Task statement: Please print each entry below exactly as it reads.

-------- Available records

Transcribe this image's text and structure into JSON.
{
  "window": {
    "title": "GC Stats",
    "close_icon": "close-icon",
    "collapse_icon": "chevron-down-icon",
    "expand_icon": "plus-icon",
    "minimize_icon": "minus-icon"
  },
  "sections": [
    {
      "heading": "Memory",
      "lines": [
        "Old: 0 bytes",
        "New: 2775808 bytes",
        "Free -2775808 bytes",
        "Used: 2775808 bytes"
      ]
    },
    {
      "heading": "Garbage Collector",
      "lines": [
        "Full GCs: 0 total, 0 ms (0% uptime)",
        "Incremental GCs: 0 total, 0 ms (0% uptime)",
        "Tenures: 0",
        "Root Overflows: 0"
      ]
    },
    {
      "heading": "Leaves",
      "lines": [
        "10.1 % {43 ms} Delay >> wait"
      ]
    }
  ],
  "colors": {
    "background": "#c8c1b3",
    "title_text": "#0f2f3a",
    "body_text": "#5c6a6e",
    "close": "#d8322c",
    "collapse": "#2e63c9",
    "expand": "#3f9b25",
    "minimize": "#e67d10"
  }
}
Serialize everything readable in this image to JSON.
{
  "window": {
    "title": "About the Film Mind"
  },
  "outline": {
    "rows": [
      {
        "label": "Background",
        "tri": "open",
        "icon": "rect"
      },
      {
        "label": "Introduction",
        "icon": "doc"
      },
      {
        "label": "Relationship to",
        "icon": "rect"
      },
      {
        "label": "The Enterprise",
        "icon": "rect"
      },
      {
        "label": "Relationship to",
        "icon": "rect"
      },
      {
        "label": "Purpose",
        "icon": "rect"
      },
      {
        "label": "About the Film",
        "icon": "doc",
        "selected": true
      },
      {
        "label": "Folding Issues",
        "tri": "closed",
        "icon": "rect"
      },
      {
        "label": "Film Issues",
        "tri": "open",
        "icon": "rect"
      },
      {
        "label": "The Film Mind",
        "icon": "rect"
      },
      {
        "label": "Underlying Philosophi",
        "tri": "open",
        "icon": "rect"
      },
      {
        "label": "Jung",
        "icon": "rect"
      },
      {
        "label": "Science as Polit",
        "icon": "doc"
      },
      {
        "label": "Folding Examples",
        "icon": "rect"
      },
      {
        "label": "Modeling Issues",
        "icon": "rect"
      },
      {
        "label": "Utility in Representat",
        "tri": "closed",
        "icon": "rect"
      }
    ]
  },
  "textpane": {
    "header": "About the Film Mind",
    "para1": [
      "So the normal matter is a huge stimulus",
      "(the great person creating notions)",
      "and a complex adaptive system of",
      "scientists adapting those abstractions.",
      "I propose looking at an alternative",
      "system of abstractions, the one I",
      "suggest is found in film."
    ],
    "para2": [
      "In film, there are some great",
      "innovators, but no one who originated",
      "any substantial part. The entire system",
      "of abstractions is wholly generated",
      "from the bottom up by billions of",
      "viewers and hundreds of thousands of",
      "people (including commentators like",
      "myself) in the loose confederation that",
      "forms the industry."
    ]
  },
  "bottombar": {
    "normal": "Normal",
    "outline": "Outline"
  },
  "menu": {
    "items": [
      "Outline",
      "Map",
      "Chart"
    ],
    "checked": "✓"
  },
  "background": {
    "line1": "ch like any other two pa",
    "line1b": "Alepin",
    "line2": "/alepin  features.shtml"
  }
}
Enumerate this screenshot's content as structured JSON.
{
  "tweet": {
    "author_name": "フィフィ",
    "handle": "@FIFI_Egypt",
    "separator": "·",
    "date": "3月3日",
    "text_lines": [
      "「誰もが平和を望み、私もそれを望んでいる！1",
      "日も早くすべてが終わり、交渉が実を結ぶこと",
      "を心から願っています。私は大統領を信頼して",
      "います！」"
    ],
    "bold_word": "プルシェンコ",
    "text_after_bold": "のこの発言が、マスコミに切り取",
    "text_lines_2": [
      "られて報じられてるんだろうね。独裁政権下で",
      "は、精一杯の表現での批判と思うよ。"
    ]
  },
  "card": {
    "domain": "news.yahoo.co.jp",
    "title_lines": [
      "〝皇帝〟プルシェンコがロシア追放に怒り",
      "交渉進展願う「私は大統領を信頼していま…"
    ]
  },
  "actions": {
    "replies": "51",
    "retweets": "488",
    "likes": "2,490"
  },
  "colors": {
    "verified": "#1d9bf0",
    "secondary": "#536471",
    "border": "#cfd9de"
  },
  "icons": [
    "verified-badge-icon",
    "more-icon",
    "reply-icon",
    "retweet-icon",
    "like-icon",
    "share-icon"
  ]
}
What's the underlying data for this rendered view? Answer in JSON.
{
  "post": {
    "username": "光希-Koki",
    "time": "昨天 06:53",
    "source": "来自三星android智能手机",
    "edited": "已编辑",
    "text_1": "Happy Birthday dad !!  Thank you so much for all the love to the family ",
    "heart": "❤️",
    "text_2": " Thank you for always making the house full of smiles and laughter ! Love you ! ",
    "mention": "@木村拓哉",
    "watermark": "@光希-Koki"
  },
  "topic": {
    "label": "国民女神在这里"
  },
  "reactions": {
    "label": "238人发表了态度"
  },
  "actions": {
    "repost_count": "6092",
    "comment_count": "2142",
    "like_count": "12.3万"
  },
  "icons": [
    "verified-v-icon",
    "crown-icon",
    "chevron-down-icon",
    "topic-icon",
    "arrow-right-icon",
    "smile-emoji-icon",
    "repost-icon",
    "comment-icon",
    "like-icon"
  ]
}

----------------

Output of the task:
Transcribe this image's text and structure into JSON.
{
  "window": {
    "title": "GC Stats",
    "close_icon": "close-icon",
    "collapse_icon": "chevron-down-icon",
    "expand_icon": "plus-icon",
    "minimize_icon": "minus-icon"
  },
  "sections": [
    {
      "heading": "Memory",
      "lines": [
        "Old: 0 bytes",
        "New: 2775808 bytes",
        "Free -2775808 bytes",
        "Used: 2775808 bytes"
      ]
    },
    {
      "heading": "Garbage Collector",
      "lines": [
        "Full GCs: 0 total, 0 ms (0% uptime)",
        "Incremental GCs: 0 total, 0 ms (0% uptime)",
        "Tenures: 0",
        "Root Overflows: 0"
      ]
    },
    {
      "heading": "Leaves",
      "lines": [
        "10.1 % {43 ms} Delay >> wait"
      ]
    }
  ],
  "colors": {
    "background": "#c8c1b3",
    "title_text": "#0f2f3a",
    "body_text": "#5c6a6e",
    "close": "#d8322c",
    "collapse": "#2e63c9",
    "expand": "#3f9b25",
    "minimize": "#e67d10"
  }
}
Serialize everything readable in this image to JSON.
{
  "window": {
    "title": "About the Film Mind"
  },
  "outline": {
    "rows": [
      {
        "label": "Background",
        "tri": "open",
        "icon": "rect"
      },
      {
        "label": "Introduction",
        "icon": "doc"
      },
      {
        "label": "Relationship to",
        "icon": "rect"
      },
      {
        "label": "The Enterprise",
        "icon": "rect"
      },
      {
        "label": "Relationship to",
        "icon": "rect"
      },
      {
        "label": "Purpose",
        "icon": "rect"
      },
      {
        "label": "About the Film",
        "icon": "doc",
        "selected": true
      },
      {
        "label": "Folding Issues",
        "tri": "closed",
        "icon": "rect"
      },
      {
        "label": "Film Issues",
        "tri": "open",
        "icon": "rect"
      },
      {
        "label": "The Film Mind",
        "icon": "rect"
      },
      {
        "label": "Underlying Philosophi",
        "tri": "open",
        "icon": "rect"
      },
      {
        "label": "Jung",
        "icon": "rect"
      },
      {
        "label": "Science as Polit",
        "icon": "doc"
      },
      {
        "label": "Folding Examples",
        "icon": "rect"
      },
      {
        "label": "Modeling Issues",
        "icon": "rect"
      },
      {
        "label": "Utility in Representat",
        "tri": "closed",
        "icon": "rect"
      }
    ]
  },
  "textpane": {
    "header": "About the Film Mind",
    "para1": [
      "So the normal matter is a huge stimulus",
      "(the great person creating notions)",
      "and a complex adaptive system of",
      "scientists adapting those abstractions.",
      "I propose looking at an alternative",
      "system of abstractions, the one I",
      "suggest is found in film."
    ],
    "para2": [
      "In film, there are some great",
      "innovators, but no one who originated",
      "any substantial part. The entire system",
      "of abstractions is wholly generated",
      "from the bottom up by billions of",
      "viewers and hundreds of thousands of",
      "people (including commentators like",
      "myself) in the loose confederation that",
      "forms the industry."
    ]
  },
  "bottombar": {
    "normal": "Normal",
    "outline": "Outline"
  },
  "menu": {
    "items": [
      "Outline",
      "Map",
      "Chart"
    ],
    "checked": "✓"
  },
  "background": {
    "line1": "ch like any other two pa",
    "line1b": "Alepin",
    "line2": "/alepin  features.shtml"
  }
}
Enumerate this screenshot's content as structured JSON.
{
  "tweet": {
    "author_name": "フィフィ",
    "handle": "@FIFI_Egypt",
    "separator": "·",
    "date": "3月3日",
    "text_lines": [
      "「誰もが平和を望み、私もそれを望んでいる！1",
      "日も早くすべてが終わり、交渉が実を結ぶこと",
      "を心から願っています。私は大統領を信頼して",
      "います！」"
    ],
    "bold_word": "プルシェンコ",
    "text_after_bold": "のこの発言が、マスコミに切り取",
    "text_lines_2": [
      "られて報じられてるんだろうね。独裁政権下で",
      "は、精一杯の表現での批判と思うよ。"
    ]
  },
  "card": {
    "domain": "news.yahoo.co.jp",
    "title_lines": [
      "〝皇帝〟プルシェンコがロシア追放に怒り",
      "交渉進展願う「私は大統領を信頼していま…"
    ]
  },
  "actions": {
    "replies": "51",
    "retweets": "488",
    "likes": "2,490"
  },
  "colors": {
    "verified": "#1d9bf0",
    "secondary": "#536471",
    "border": "#cfd9de"
  },
  "icons": [
    "verified-badge-icon",
    "more-icon",
    "reply-icon",
    "retweet-icon",
    "like-icon",
    "share-icon"
  ]
}
What's the underlying data for this rendered view? Answer in JSON.
{
  "post": {
    "username": "光希-Koki",
    "time": "昨天 06:53",
    "source": "来自三星android智能手机",
    "edited": "已编辑",
    "text_1": "Happy Birthday dad !!  Thank you so much for all the love to the family ",
    "heart": "❤️",
    "text_2": " Thank you for always making the house full of smiles and laughter ! Love you ! ",
    "mention": "@木村拓哉",
    "watermark": "@光希-Koki"
  },
  "topic": {
    "label": "国民女神在这里"
  },
  "reactions": {
    "label": "238人发表了态度"
  },
  "actions": {
    "repost_count": "6092",
    "comment_count": "2142",
    "like_count": "12.3万"
  },
  "icons": [
    "verified-v-icon",
    "crown-icon",
    "chevron-down-icon",
    "topic-icon",
    "arrow-right-icon",
    "smile-emoji-icon",
    "repost-icon",
    "comment-icon",
    "like-icon"
  ]
}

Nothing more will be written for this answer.